26 February 2012

Do ropes need to rest between falls?

Black Diamond carried out some tests to find out if letting your rope rest between falls would help to reduce the peak forces experienced in a fall. They did tests where the rope was left to rest for 30 mins, 2 hours and 24 hours. They also checked to see if loosening the knot after a fall helped to reduce peak forces.

The graph shows successive falls from 1-10, with peak force on the vertical axis (using antique lbf as units, 1000 lbf = roughly 4.4 kN).

Their conclusions were:

"As expected, progressive drops resulted in increasing forces

The largest increase was from the 1st to the 2nd drop as expected

 Loosening the knot after each fall reduced the load a bit, but not much

Letting the rope rest 30 min between drops had a bigger effect at lowering loads than loosening the knot, but still not much

Allowing the rope to rest for 2 hours and 24 hours had an even greater effect at reducing the loads on the 2nd drop, as expected

Allowing the rope to rest 24 hours still resulted in a 2nd drop load of 11% greater than the first drop"

19 February 2012

Thread slings through wires rather than larks footing to improve runner strength

DMM carried out some tests comparing the strength of using a larks foot versus simply threading (ie 'basket hitch') a sling through a wire. This is often done when you can't clip a carabiner directly to the wire because it would end up with the carabiner being loaded over an edge. The results showed that threading a sling through a wire is always stronger than using a larks foot (ranging from 1kN to 5kN stronger roughly).

12 February 2012

Homemade offwidth super-size cam

Jeremy11 from the rockclimbing.com forums has created a very cool homemade cam for offwidth cracks. The cam is bigger than the biggest camalot (camalot size 6, range: 114-195 mm, weight: 650g) weighing in at around 850g with a range of very roughly 130-210 mm. He used an oversized solid aluminium axle - the original intent was to minimize weight but it turned out that over-sized aluminium axle was heavier than the steel alternative that he had considered.

The homemade cam side by side with other big cams.
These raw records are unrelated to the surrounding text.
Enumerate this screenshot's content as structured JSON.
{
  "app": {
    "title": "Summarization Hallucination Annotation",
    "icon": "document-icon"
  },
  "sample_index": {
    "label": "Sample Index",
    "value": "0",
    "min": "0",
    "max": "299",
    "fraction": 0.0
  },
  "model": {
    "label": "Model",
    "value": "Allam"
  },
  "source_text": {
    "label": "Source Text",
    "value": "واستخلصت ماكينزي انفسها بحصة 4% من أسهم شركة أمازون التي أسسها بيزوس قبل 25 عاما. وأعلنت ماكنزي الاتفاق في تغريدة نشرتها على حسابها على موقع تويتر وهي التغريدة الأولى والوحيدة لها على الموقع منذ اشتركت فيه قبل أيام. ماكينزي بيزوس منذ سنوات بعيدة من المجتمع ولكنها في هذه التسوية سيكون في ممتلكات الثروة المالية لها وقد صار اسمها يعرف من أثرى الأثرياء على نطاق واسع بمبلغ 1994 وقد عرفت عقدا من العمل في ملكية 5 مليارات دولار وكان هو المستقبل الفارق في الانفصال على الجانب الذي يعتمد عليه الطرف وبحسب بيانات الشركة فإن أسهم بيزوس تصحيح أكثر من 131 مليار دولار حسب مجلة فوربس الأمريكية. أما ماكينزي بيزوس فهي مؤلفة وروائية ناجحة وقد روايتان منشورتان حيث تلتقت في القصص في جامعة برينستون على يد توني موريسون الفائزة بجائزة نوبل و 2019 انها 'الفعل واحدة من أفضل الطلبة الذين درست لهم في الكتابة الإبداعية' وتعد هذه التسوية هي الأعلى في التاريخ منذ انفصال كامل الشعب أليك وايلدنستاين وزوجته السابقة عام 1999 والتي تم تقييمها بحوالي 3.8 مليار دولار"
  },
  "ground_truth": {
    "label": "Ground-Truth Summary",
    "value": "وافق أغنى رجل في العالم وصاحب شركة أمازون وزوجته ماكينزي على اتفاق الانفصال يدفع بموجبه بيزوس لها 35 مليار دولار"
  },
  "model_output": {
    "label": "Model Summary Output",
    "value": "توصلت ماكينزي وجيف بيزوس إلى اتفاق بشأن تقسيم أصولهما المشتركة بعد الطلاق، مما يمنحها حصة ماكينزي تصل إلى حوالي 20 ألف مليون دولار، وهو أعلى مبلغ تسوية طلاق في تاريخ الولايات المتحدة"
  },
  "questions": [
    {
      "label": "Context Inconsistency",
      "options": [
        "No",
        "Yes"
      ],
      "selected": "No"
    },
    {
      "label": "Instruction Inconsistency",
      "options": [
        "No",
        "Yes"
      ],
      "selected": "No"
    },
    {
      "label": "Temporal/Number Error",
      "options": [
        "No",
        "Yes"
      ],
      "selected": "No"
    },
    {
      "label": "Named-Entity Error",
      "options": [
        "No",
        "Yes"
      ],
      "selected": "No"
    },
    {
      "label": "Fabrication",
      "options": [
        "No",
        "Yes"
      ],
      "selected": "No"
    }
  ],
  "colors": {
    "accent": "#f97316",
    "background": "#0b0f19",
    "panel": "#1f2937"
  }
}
Image from rockclimbing.com forums

He tested prototypes of the cam and they held over 14kN - pull tested using a jeep!